## Action item:
Report back every line of the entries that contains "Pakaian", exactly as written.
*** Provided data ***
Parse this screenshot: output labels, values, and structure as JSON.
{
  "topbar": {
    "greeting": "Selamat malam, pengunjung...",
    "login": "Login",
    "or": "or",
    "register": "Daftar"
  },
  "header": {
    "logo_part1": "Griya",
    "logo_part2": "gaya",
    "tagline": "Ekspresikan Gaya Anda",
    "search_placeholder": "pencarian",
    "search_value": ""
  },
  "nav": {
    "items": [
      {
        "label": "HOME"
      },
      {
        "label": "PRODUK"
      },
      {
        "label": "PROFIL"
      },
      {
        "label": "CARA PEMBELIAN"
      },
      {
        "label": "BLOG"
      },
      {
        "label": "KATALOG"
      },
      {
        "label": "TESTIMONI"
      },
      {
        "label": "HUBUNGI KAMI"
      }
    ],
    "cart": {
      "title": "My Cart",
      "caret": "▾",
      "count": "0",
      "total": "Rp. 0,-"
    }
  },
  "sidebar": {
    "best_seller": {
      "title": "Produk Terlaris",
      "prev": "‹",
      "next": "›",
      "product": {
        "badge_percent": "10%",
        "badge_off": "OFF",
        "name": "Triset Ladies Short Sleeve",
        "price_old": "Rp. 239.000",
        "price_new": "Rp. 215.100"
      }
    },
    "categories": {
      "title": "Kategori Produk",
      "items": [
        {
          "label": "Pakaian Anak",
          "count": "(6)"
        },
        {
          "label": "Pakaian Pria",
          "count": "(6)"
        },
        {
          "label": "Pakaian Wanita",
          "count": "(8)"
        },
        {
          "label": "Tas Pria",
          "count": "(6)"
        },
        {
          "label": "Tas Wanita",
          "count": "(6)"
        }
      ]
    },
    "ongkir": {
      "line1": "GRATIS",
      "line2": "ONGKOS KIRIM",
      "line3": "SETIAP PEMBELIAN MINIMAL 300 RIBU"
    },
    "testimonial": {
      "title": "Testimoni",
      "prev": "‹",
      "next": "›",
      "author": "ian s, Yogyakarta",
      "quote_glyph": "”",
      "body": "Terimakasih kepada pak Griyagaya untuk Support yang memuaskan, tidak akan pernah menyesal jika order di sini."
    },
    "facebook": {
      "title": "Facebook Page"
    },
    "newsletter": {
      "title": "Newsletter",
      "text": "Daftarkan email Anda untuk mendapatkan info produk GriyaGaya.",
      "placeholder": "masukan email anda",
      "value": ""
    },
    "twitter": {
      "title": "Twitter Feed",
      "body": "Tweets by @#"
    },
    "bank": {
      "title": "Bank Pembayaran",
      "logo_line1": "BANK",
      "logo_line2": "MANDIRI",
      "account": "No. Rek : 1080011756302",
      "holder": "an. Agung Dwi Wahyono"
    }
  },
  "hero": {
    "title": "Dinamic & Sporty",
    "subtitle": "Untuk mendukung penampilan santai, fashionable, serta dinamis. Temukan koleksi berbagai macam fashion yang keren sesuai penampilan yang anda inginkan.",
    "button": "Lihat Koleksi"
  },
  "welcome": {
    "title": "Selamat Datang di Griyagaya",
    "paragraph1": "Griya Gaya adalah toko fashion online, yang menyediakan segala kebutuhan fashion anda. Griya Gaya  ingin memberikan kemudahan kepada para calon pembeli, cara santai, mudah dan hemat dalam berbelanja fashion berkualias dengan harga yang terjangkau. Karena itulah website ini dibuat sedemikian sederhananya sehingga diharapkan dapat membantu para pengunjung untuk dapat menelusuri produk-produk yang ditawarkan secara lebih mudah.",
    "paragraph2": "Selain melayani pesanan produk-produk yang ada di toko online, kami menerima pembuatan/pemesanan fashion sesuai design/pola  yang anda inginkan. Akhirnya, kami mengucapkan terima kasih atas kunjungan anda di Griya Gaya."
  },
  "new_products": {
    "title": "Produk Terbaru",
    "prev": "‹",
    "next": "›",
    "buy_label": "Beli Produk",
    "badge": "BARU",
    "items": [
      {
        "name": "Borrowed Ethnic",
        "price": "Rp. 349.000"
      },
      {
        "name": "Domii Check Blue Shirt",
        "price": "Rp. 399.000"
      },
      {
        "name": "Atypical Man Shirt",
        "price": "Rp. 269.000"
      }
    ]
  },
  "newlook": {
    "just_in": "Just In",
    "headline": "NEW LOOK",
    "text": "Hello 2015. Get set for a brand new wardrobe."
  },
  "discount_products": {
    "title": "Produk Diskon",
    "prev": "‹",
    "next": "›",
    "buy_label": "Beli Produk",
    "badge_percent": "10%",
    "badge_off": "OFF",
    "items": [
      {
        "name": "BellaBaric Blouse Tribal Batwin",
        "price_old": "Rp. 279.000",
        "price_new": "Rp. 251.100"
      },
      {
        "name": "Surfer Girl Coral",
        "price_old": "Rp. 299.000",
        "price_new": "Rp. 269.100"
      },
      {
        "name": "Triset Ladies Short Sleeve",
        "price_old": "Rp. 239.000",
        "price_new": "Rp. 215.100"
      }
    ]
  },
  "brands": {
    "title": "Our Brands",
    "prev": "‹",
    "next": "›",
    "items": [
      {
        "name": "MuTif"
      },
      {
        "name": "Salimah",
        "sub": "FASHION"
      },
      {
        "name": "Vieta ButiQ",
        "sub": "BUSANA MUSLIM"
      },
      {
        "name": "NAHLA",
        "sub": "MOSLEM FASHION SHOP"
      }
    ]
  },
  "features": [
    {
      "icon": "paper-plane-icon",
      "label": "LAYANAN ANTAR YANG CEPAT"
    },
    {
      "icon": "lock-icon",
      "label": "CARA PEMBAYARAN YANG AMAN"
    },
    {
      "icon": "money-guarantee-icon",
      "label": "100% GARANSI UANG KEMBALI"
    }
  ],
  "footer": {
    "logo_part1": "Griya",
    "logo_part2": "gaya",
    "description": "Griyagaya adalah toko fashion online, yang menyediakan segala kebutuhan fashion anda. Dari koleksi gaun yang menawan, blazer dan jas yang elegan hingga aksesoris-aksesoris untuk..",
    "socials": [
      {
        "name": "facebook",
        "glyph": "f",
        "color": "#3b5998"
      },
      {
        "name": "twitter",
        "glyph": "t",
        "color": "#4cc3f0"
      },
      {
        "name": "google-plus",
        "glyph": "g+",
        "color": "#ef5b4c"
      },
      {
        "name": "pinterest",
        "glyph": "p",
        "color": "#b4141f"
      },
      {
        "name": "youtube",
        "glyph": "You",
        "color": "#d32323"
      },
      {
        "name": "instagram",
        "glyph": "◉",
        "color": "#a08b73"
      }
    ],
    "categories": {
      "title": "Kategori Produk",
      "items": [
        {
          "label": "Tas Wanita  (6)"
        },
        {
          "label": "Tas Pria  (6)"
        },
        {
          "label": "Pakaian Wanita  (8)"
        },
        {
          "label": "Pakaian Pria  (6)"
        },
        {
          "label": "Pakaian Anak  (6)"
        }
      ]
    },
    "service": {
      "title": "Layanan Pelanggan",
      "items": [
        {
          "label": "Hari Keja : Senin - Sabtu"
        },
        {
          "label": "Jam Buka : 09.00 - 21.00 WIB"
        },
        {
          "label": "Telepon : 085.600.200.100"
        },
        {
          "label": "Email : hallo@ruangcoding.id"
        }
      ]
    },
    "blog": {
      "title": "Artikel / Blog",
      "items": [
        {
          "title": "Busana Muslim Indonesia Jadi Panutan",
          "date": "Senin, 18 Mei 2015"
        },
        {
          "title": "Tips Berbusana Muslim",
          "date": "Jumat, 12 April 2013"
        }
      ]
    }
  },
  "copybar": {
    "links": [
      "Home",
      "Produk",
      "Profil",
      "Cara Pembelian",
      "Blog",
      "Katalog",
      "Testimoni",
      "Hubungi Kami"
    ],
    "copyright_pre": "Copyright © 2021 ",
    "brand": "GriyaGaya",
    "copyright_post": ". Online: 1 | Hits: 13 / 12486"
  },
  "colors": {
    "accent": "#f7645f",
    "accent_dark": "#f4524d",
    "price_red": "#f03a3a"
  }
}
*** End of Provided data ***
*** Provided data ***
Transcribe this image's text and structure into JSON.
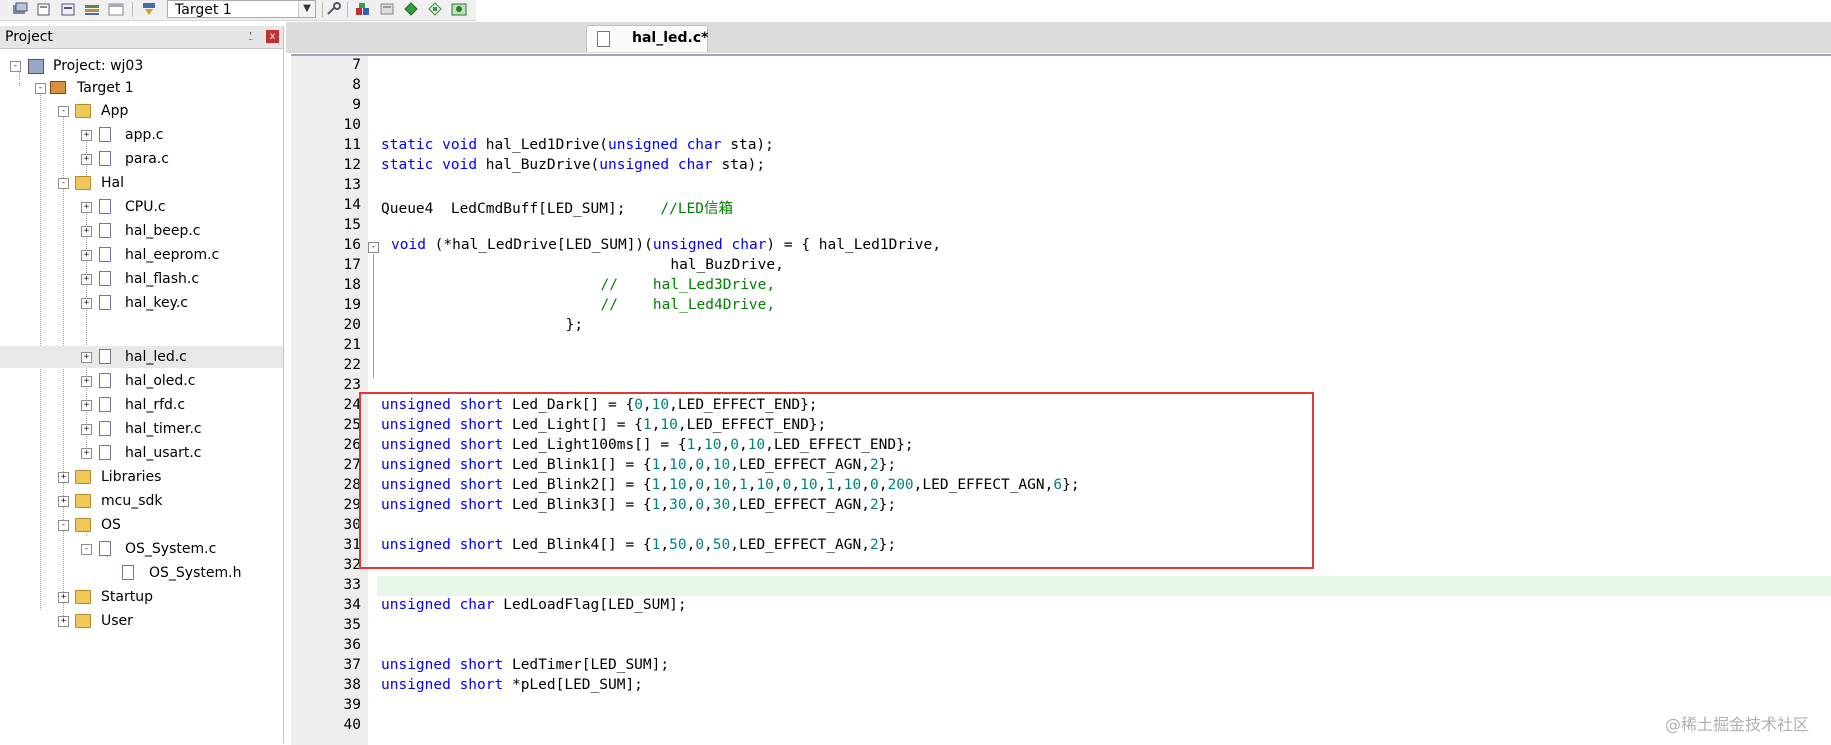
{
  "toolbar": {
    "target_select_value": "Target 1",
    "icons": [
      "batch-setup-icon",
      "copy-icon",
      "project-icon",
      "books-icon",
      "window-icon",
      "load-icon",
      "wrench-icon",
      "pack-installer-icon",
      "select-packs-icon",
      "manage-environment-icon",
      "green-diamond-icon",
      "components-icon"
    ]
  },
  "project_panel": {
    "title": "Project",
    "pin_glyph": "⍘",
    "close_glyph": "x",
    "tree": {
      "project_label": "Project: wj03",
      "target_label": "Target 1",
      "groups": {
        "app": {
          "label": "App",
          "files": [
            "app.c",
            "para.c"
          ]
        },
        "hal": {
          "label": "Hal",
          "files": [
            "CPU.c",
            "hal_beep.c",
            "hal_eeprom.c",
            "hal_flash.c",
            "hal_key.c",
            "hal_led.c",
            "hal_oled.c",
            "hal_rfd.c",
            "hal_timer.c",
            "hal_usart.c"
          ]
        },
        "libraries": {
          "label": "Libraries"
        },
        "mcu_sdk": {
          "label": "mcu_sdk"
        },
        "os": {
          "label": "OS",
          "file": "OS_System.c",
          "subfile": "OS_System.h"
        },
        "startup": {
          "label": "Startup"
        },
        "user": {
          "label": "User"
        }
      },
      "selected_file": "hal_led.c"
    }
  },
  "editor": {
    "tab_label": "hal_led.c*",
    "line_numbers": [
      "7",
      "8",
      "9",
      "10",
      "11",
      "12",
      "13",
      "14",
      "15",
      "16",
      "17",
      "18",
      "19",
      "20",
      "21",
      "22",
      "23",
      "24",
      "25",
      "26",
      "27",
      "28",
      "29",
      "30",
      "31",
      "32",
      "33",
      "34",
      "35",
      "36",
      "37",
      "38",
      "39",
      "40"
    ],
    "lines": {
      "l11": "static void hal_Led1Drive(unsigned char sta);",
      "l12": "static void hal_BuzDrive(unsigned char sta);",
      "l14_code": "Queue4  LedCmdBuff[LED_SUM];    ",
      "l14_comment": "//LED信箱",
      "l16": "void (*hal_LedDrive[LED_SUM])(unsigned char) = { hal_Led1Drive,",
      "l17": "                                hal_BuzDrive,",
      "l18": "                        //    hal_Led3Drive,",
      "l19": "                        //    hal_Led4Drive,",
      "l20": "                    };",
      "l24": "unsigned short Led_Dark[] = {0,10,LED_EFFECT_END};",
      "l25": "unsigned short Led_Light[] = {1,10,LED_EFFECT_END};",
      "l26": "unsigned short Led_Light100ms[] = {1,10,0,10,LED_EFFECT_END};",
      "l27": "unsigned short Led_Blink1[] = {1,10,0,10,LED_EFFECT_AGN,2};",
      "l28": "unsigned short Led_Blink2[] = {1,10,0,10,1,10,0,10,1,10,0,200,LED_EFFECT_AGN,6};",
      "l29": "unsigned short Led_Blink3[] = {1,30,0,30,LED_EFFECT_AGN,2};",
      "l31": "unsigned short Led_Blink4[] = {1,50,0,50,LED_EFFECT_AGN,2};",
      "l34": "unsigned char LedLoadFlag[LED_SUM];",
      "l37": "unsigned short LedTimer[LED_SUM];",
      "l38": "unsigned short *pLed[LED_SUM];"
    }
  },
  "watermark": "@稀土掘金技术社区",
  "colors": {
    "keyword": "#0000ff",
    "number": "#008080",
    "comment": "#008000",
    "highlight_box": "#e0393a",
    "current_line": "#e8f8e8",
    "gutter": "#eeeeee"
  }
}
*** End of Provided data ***
## Final answer:
          "label": "Pakaian Anak",
          "label": "Pakaian Pria",
          "label": "Pakaian Wanita",
          "label": "Pakaian Wanita  (8)"
          "label": "Pakaian Pria  (6)"
          "label": "Pakaian Anak  (6)"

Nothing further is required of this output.